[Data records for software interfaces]
-.-.-

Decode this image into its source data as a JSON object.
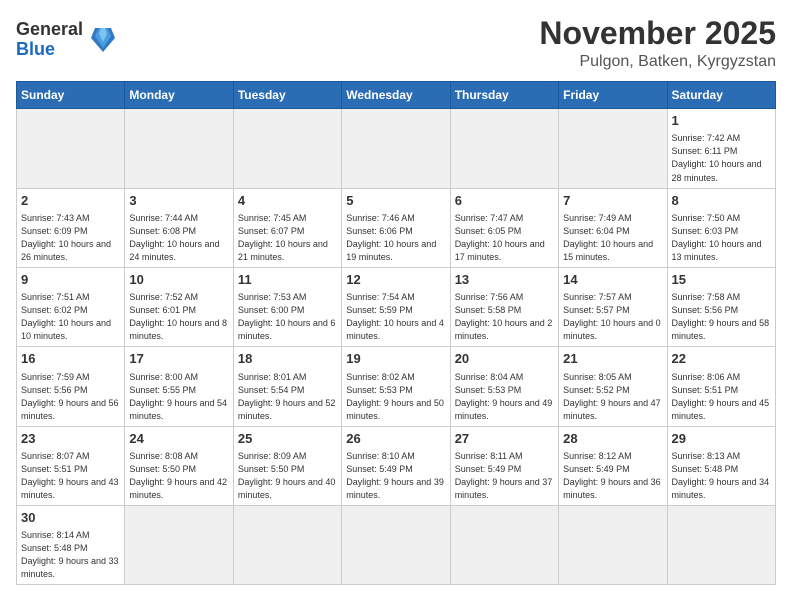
{
  "header": {
    "logo_general": "General",
    "logo_blue": "Blue",
    "month_title": "November 2025",
    "location": "Pulgon, Batken, Kyrgyzstan"
  },
  "days_of_week": [
    "Sunday",
    "Monday",
    "Tuesday",
    "Wednesday",
    "Thursday",
    "Friday",
    "Saturday"
  ],
  "weeks": [
    {
      "days": [
        {
          "num": "",
          "empty": true
        },
        {
          "num": "",
          "empty": true
        },
        {
          "num": "",
          "empty": true
        },
        {
          "num": "",
          "empty": true
        },
        {
          "num": "",
          "empty": true
        },
        {
          "num": "",
          "empty": true
        },
        {
          "num": "1",
          "info": "Sunrise: 7:42 AM\nSunset: 6:11 PM\nDaylight: 10 hours\nand 28 minutes."
        }
      ]
    },
    {
      "days": [
        {
          "num": "2",
          "info": "Sunrise: 7:43 AM\nSunset: 6:09 PM\nDaylight: 10 hours\nand 26 minutes."
        },
        {
          "num": "3",
          "info": "Sunrise: 7:44 AM\nSunset: 6:08 PM\nDaylight: 10 hours\nand 24 minutes."
        },
        {
          "num": "4",
          "info": "Sunrise: 7:45 AM\nSunset: 6:07 PM\nDaylight: 10 hours\nand 21 minutes."
        },
        {
          "num": "5",
          "info": "Sunrise: 7:46 AM\nSunset: 6:06 PM\nDaylight: 10 hours\nand 19 minutes."
        },
        {
          "num": "6",
          "info": "Sunrise: 7:47 AM\nSunset: 6:05 PM\nDaylight: 10 hours\nand 17 minutes."
        },
        {
          "num": "7",
          "info": "Sunrise: 7:49 AM\nSunset: 6:04 PM\nDaylight: 10 hours\nand 15 minutes."
        },
        {
          "num": "8",
          "info": "Sunrise: 7:50 AM\nSunset: 6:03 PM\nDaylight: 10 hours\nand 13 minutes."
        }
      ]
    },
    {
      "days": [
        {
          "num": "9",
          "info": "Sunrise: 7:51 AM\nSunset: 6:02 PM\nDaylight: 10 hours\nand 10 minutes."
        },
        {
          "num": "10",
          "info": "Sunrise: 7:52 AM\nSunset: 6:01 PM\nDaylight: 10 hours\nand 8 minutes."
        },
        {
          "num": "11",
          "info": "Sunrise: 7:53 AM\nSunset: 6:00 PM\nDaylight: 10 hours\nand 6 minutes."
        },
        {
          "num": "12",
          "info": "Sunrise: 7:54 AM\nSunset: 5:59 PM\nDaylight: 10 hours\nand 4 minutes."
        },
        {
          "num": "13",
          "info": "Sunrise: 7:56 AM\nSunset: 5:58 PM\nDaylight: 10 hours\nand 2 minutes."
        },
        {
          "num": "14",
          "info": "Sunrise: 7:57 AM\nSunset: 5:57 PM\nDaylight: 10 hours\nand 0 minutes."
        },
        {
          "num": "15",
          "info": "Sunrise: 7:58 AM\nSunset: 5:56 PM\nDaylight: 9 hours\nand 58 minutes."
        }
      ]
    },
    {
      "days": [
        {
          "num": "16",
          "info": "Sunrise: 7:59 AM\nSunset: 5:56 PM\nDaylight: 9 hours\nand 56 minutes."
        },
        {
          "num": "17",
          "info": "Sunrise: 8:00 AM\nSunset: 5:55 PM\nDaylight: 9 hours\nand 54 minutes."
        },
        {
          "num": "18",
          "info": "Sunrise: 8:01 AM\nSunset: 5:54 PM\nDaylight: 9 hours\nand 52 minutes."
        },
        {
          "num": "19",
          "info": "Sunrise: 8:02 AM\nSunset: 5:53 PM\nDaylight: 9 hours\nand 50 minutes."
        },
        {
          "num": "20",
          "info": "Sunrise: 8:04 AM\nSunset: 5:53 PM\nDaylight: 9 hours\nand 49 minutes."
        },
        {
          "num": "21",
          "info": "Sunrise: 8:05 AM\nSunset: 5:52 PM\nDaylight: 9 hours\nand 47 minutes."
        },
        {
          "num": "22",
          "info": "Sunrise: 8:06 AM\nSunset: 5:51 PM\nDaylight: 9 hours\nand 45 minutes."
        }
      ]
    },
    {
      "days": [
        {
          "num": "23",
          "info": "Sunrise: 8:07 AM\nSunset: 5:51 PM\nDaylight: 9 hours\nand 43 minutes."
        },
        {
          "num": "24",
          "info": "Sunrise: 8:08 AM\nSunset: 5:50 PM\nDaylight: 9 hours\nand 42 minutes."
        },
        {
          "num": "25",
          "info": "Sunrise: 8:09 AM\nSunset: 5:50 PM\nDaylight: 9 hours\nand 40 minutes."
        },
        {
          "num": "26",
          "info": "Sunrise: 8:10 AM\nSunset: 5:49 PM\nDaylight: 9 hours\nand 39 minutes."
        },
        {
          "num": "27",
          "info": "Sunrise: 8:11 AM\nSunset: 5:49 PM\nDaylight: 9 hours\nand 37 minutes."
        },
        {
          "num": "28",
          "info": "Sunrise: 8:12 AM\nSunset: 5:49 PM\nDaylight: 9 hours\nand 36 minutes."
        },
        {
          "num": "29",
          "info": "Sunrise: 8:13 AM\nSunset: 5:48 PM\nDaylight: 9 hours\nand 34 minutes."
        }
      ]
    },
    {
      "days": [
        {
          "num": "30",
          "info": "Sunrise: 8:14 AM\nSunset: 5:48 PM\nDaylight: 9 hours\nand 33 minutes."
        },
        {
          "num": "",
          "empty": true
        },
        {
          "num": "",
          "empty": true
        },
        {
          "num": "",
          "empty": true
        },
        {
          "num": "",
          "empty": true
        },
        {
          "num": "",
          "empty": true
        },
        {
          "num": "",
          "empty": true
        }
      ]
    }
  ]
}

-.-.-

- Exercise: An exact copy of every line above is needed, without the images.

- Your response:
Decode this image into its source data as a JSON object.
{
  "header": {
    "logo_general": "General",
    "logo_blue": "Blue",
    "month_title": "November 2025",
    "location": "Pulgon, Batken, Kyrgyzstan"
  },
  "days_of_week": [
    "Sunday",
    "Monday",
    "Tuesday",
    "Wednesday",
    "Thursday",
    "Friday",
    "Saturday"
  ],
  "weeks": [
    {
      "days": [
        {
          "num": "",
          "empty": true
        },
        {
          "num": "",
          "empty": true
        },
        {
          "num": "",
          "empty": true
        },
        {
          "num": "",
          "empty": true
        },
        {
          "num": "",
          "empty": true
        },
        {
          "num": "",
          "empty": true
        },
        {
          "num": "1",
          "info": "Sunrise: 7:42 AM\nSunset: 6:11 PM\nDaylight: 10 hours\nand 28 minutes."
        }
      ]
    },
    {
      "days": [
        {
          "num": "2",
          "info": "Sunrise: 7:43 AM\nSunset: 6:09 PM\nDaylight: 10 hours\nand 26 minutes."
        },
        {
          "num": "3",
          "info": "Sunrise: 7:44 AM\nSunset: 6:08 PM\nDaylight: 10 hours\nand 24 minutes."
        },
        {
          "num": "4",
          "info": "Sunrise: 7:45 AM\nSunset: 6:07 PM\nDaylight: 10 hours\nand 21 minutes."
        },
        {
          "num": "5",
          "info": "Sunrise: 7:46 AM\nSunset: 6:06 PM\nDaylight: 10 hours\nand 19 minutes."
        },
        {
          "num": "6",
          "info": "Sunrise: 7:47 AM\nSunset: 6:05 PM\nDaylight: 10 hours\nand 17 minutes."
        },
        {
          "num": "7",
          "info": "Sunrise: 7:49 AM\nSunset: 6:04 PM\nDaylight: 10 hours\nand 15 minutes."
        },
        {
          "num": "8",
          "info": "Sunrise: 7:50 AM\nSunset: 6:03 PM\nDaylight: 10 hours\nand 13 minutes."
        }
      ]
    },
    {
      "days": [
        {
          "num": "9",
          "info": "Sunrise: 7:51 AM\nSunset: 6:02 PM\nDaylight: 10 hours\nand 10 minutes."
        },
        {
          "num": "10",
          "info": "Sunrise: 7:52 AM\nSunset: 6:01 PM\nDaylight: 10 hours\nand 8 minutes."
        },
        {
          "num": "11",
          "info": "Sunrise: 7:53 AM\nSunset: 6:00 PM\nDaylight: 10 hours\nand 6 minutes."
        },
        {
          "num": "12",
          "info": "Sunrise: 7:54 AM\nSunset: 5:59 PM\nDaylight: 10 hours\nand 4 minutes."
        },
        {
          "num": "13",
          "info": "Sunrise: 7:56 AM\nSunset: 5:58 PM\nDaylight: 10 hours\nand 2 minutes."
        },
        {
          "num": "14",
          "info": "Sunrise: 7:57 AM\nSunset: 5:57 PM\nDaylight: 10 hours\nand 0 minutes."
        },
        {
          "num": "15",
          "info": "Sunrise: 7:58 AM\nSunset: 5:56 PM\nDaylight: 9 hours\nand 58 minutes."
        }
      ]
    },
    {
      "days": [
        {
          "num": "16",
          "info": "Sunrise: 7:59 AM\nSunset: 5:56 PM\nDaylight: 9 hours\nand 56 minutes."
        },
        {
          "num": "17",
          "info": "Sunrise: 8:00 AM\nSunset: 5:55 PM\nDaylight: 9 hours\nand 54 minutes."
        },
        {
          "num": "18",
          "info": "Sunrise: 8:01 AM\nSunset: 5:54 PM\nDaylight: 9 hours\nand 52 minutes."
        },
        {
          "num": "19",
          "info": "Sunrise: 8:02 AM\nSunset: 5:53 PM\nDaylight: 9 hours\nand 50 minutes."
        },
        {
          "num": "20",
          "info": "Sunrise: 8:04 AM\nSunset: 5:53 PM\nDaylight: 9 hours\nand 49 minutes."
        },
        {
          "num": "21",
          "info": "Sunrise: 8:05 AM\nSunset: 5:52 PM\nDaylight: 9 hours\nand 47 minutes."
        },
        {
          "num": "22",
          "info": "Sunrise: 8:06 AM\nSunset: 5:51 PM\nDaylight: 9 hours\nand 45 minutes."
        }
      ]
    },
    {
      "days": [
        {
          "num": "23",
          "info": "Sunrise: 8:07 AM\nSunset: 5:51 PM\nDaylight: 9 hours\nand 43 minutes."
        },
        {
          "num": "24",
          "info": "Sunrise: 8:08 AM\nSunset: 5:50 PM\nDaylight: 9 hours\nand 42 minutes."
        },
        {
          "num": "25",
          "info": "Sunrise: 8:09 AM\nSunset: 5:50 PM\nDaylight: 9 hours\nand 40 minutes."
        },
        {
          "num": "26",
          "info": "Sunrise: 8:10 AM\nSunset: 5:49 PM\nDaylight: 9 hours\nand 39 minutes."
        },
        {
          "num": "27",
          "info": "Sunrise: 8:11 AM\nSunset: 5:49 PM\nDaylight: 9 hours\nand 37 minutes."
        },
        {
          "num": "28",
          "info": "Sunrise: 8:12 AM\nSunset: 5:49 PM\nDaylight: 9 hours\nand 36 minutes."
        },
        {
          "num": "29",
          "info": "Sunrise: 8:13 AM\nSunset: 5:48 PM\nDaylight: 9 hours\nand 34 minutes."
        }
      ]
    },
    {
      "days": [
        {
          "num": "30",
          "info": "Sunrise: 8:14 AM\nSunset: 5:48 PM\nDaylight: 9 hours\nand 33 minutes."
        },
        {
          "num": "",
          "empty": true
        },
        {
          "num": "",
          "empty": true
        },
        {
          "num": "",
          "empty": true
        },
        {
          "num": "",
          "empty": true
        },
        {
          "num": "",
          "empty": true
        },
        {
          "num": "",
          "empty": true
        }
      ]
    }
  ]
}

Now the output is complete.